The presidential group seems to take a middle ground on the issue. With the aim of maintaining a balance between supporting the program and upholding the constitutionality of the program, the team “believes that at least on a few occasions” the program counteracted “would-be” security attacks on the US citizens and some parts of the world.
However, the team suggested that intrusion into the privacy of the American citizens “was not essential to preventing attack,” thus the need for less intrusive measures. In case the government seeks to acquire details of individual telephony metadata, they must get court orders. In this recommendation, the presidential review team seems to acknowledge the fact that the program infringes on the civil and privacy rights (Liptak and Schmidt par. 15).
The constitutionality of the program also raises questions with the judges offering opposite arguments over the issue. Judge Pauley, in his argument claims that the program is legal and constitutional even though he acknowledges the discussions going on at different levels over the program. In his statement he claims, “while robust discussions are underway across the nation, in Congress and at the White House, the question for this court is whether the government’s bulk telephony metadata program is lawful.”
He goes further to reaffirm that “the court finds it is.” The constitutionality debate borrows widely from the 1979 Smith versus Maryland case in which the court rules that a robbery suspect lacks adequate reasons to claim privacy to the phones calls made. The court argued that once the call reached public domain, they no longer harbored privacy rights since they had reached third party status.
As Judge Pauley puts it, “Smith’s bedrock holding is that an individual has no legitimate expectation of privacy in information provided to third parties.” Judge Leon, on the other hand, takes the argument to technological advancements. He argues that the state of communication data in 1979 remains far much below the telephony metadata contained in communication systems in 2014 (Liptak and Schmidt par. 17).
The arguments about this program entail close analysis of the roles of NSA in protecting the bill of rights and ensuring security. Complaints from the public oversight groups draw inspiration from the “privacy” of the program. This implies that there is need for an independent oversight program for checking the progress of NSA in implementing this program.
Building on efforts to filter and analyze the upstream communication to prevent collection of purely domestic informations becomes important. Markedly, carrying out this in consultation with the various telecommunication service providers helps assessing the filtering techniques applied in upstream collection in consistency with government’s desire to collect only authorized and susceptible information (Van Buren par. 3).
In order to live up to the public expectations, NSA need to develop adequate structure of ensuring transparency and accountability in the information collected.
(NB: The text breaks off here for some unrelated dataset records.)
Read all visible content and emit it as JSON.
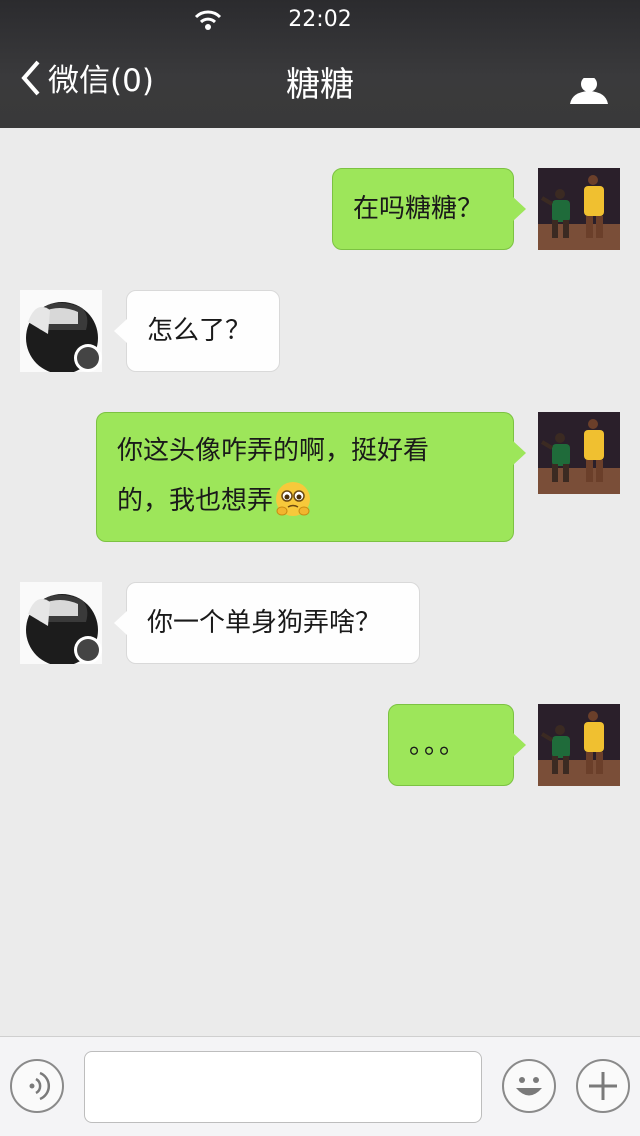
{
  "status_bar": {
    "time": "22:02"
  },
  "nav": {
    "back_label": "微信(0)",
    "title": "糖糖"
  },
  "messages": [
    {
      "side": "out",
      "text": "在吗糖糖？"
    },
    {
      "side": "in",
      "text": "怎么了？"
    },
    {
      "side": "out",
      "line1": "你这头像咋弄的啊，挺好看",
      "line2": "的，我也想弄",
      "emoji": "pleading-face-emoji"
    },
    {
      "side": "in",
      "text": "你一个单身狗弄啥？"
    },
    {
      "side": "out",
      "text": "。。。"
    }
  ],
  "input_bar": {
    "message_value": ""
  },
  "icons": {
    "back": "chevron-left-icon",
    "contact": "person-icon",
    "voice": "voice-icon",
    "emoji": "smiley-icon",
    "more": "plus-icon"
  },
  "colors": {
    "outgoing_bubble": "#9de65a",
    "incoming_bubble": "#fefefe",
    "nav_bar": "#393939",
    "chat_background": "#ebebeb"
  }
}
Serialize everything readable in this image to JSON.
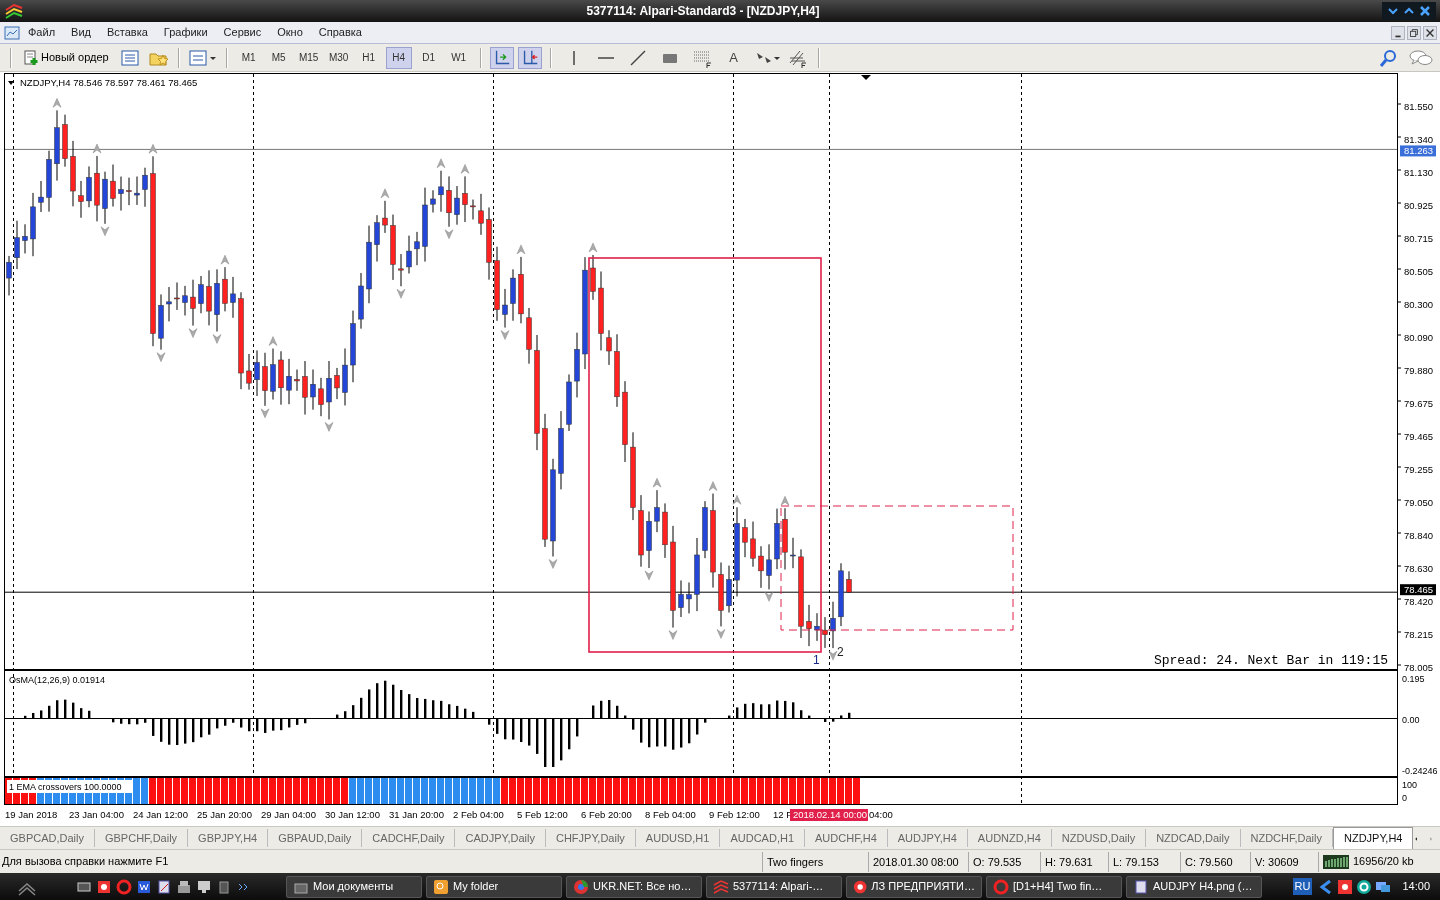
{
  "window": {
    "title": "5377114: Alpari-Standard3 - [NZDJPY,H4]"
  },
  "menu": [
    "Файл",
    "Вид",
    "Вставка",
    "Графики",
    "Сервис",
    "Окно",
    "Справка"
  ],
  "toolbar": {
    "new_order": "Новый ордер",
    "timeframes": [
      {
        "label": "M1",
        "selected": false
      },
      {
        "label": "M5",
        "selected": false
      },
      {
        "label": "M15",
        "selected": false
      },
      {
        "label": "M30",
        "selected": false
      },
      {
        "label": "H1",
        "selected": false
      },
      {
        "label": "H4",
        "selected": true
      },
      {
        "label": "D1",
        "selected": false
      },
      {
        "label": "W1",
        "selected": false
      }
    ],
    "toggles": [
      {
        "pressed": true
      },
      {
        "pressed": true
      }
    ],
    "text_tool": "A"
  },
  "chart": {
    "header": "NZDJPY,H4  78.546 78.597 78.461 78.465",
    "price_scale": [
      "81.550",
      "81.340",
      "81.130",
      "80.925",
      "80.715",
      "80.505",
      "80.300",
      "80.090",
      "79.880",
      "79.675",
      "79.465",
      "79.255",
      "79.050",
      "78.840",
      "78.630",
      "78.420",
      "78.215",
      "78.005"
    ],
    "line_price": "81.263",
    "current_price": "78.465",
    "wave_labels": [
      "1",
      "2"
    ],
    "info": "Spread: 24. Next Bar in 119:15"
  },
  "oscillator": {
    "label": "OsMA(12,26,9) 0.01914",
    "scale": [
      "0.195",
      "0.00",
      "-0.24246"
    ]
  },
  "signal_pane": {
    "label": "1 EMA crossovers 100.0000",
    "scale": [
      "100",
      "0"
    ]
  },
  "time_axis": {
    "labels": [
      "19 Jan 2018",
      "23 Jan 04:00",
      "24 Jan 12:00",
      "25 Jan 20:00",
      "29 Jan 04:00",
      "30 Jan 12:00",
      "31 Jan 20:00",
      "2 Feb 04:00",
      "5 Feb 12:00",
      "6 Feb 20:00",
      "8 Feb 04:00",
      "9 Feb 12:00",
      "12 F"
    ],
    "cursor_time": "2018.02.14 00:00",
    "after_cursor": "04:00"
  },
  "tabs": [
    {
      "label": "GBPCAD,Daily",
      "selected": false
    },
    {
      "label": "GBPCHF,Daily",
      "selected": false
    },
    {
      "label": "GBPJPY,H4",
      "selected": false
    },
    {
      "label": "GBPAUD,Daily",
      "selected": false
    },
    {
      "label": "CADCHF,Daily",
      "selected": false
    },
    {
      "label": "CADJPY,Daily",
      "selected": false
    },
    {
      "label": "CHFJPY,Daily",
      "selected": false
    },
    {
      "label": "AUDUSD,H1",
      "selected": false
    },
    {
      "label": "AUDCAD,H1",
      "selected": false
    },
    {
      "label": "AUDCHF,H4",
      "selected": false
    },
    {
      "label": "AUDJPY,H4",
      "selected": false
    },
    {
      "label": "AUDNZD,H4",
      "selected": false
    },
    {
      "label": "NZDUSD,Daily",
      "selected": false
    },
    {
      "label": "NZDCAD,Daily",
      "selected": false
    },
    {
      "label": "NZDCHF,Daily",
      "selected": false
    },
    {
      "label": "NZDJPY,H4",
      "selected": true
    }
  ],
  "status_bar": {
    "hint": "Для вызова справки нажмите F1",
    "cells": [
      "Two fingers",
      "2018.01.30 08:00",
      "O: 79.535",
      "H: 79.631",
      "L: 79.153",
      "C: 79.560",
      "V: 30609"
    ],
    "traffic": "16956/20 kb"
  },
  "taskbar": {
    "windows": [
      "Мои документы",
      "My folder",
      "UKR.NET: Все но…",
      "5377114: Alpari-…",
      "ЛЗ ПРЕДПРИЯТИ…",
      "[D1+H4] Two fin…",
      "AUDJPY H4.png (…"
    ],
    "language": "RU",
    "clock": "14:00"
  }
}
Based on the minimization procedures, NSA requires a system of publicizing the redacted and declassified versions of information in order to win public trust on the use of collected information.
Notably, developing adequate public trust will ensure access and collection of information within the public and private domains goes well with the demands and stipulations of the Bill of Rights.
Jarvis, Jeff. The primary NSA issue isn’t privacy, it’s authority. 2013. Web.
Liptak, Adam and Michael Schmidt. Judge Upholds N.S.A.’s Bulk Collection of Data on Calls. 2013. Web.
United States National Security Agency. NSA/CSS Mission, Vision, Values. Washington: GPO, 2009. Print.
United States Privacy and Civil Liberties Oversight Board. Part 6 of the Civil Liberties and Privacy Oversight Board Report. Washington: GPO, 2014. Print.
Van Buren, Peter. 10 Myths about NSA Surveillance That Need Debunking. 2014. Web.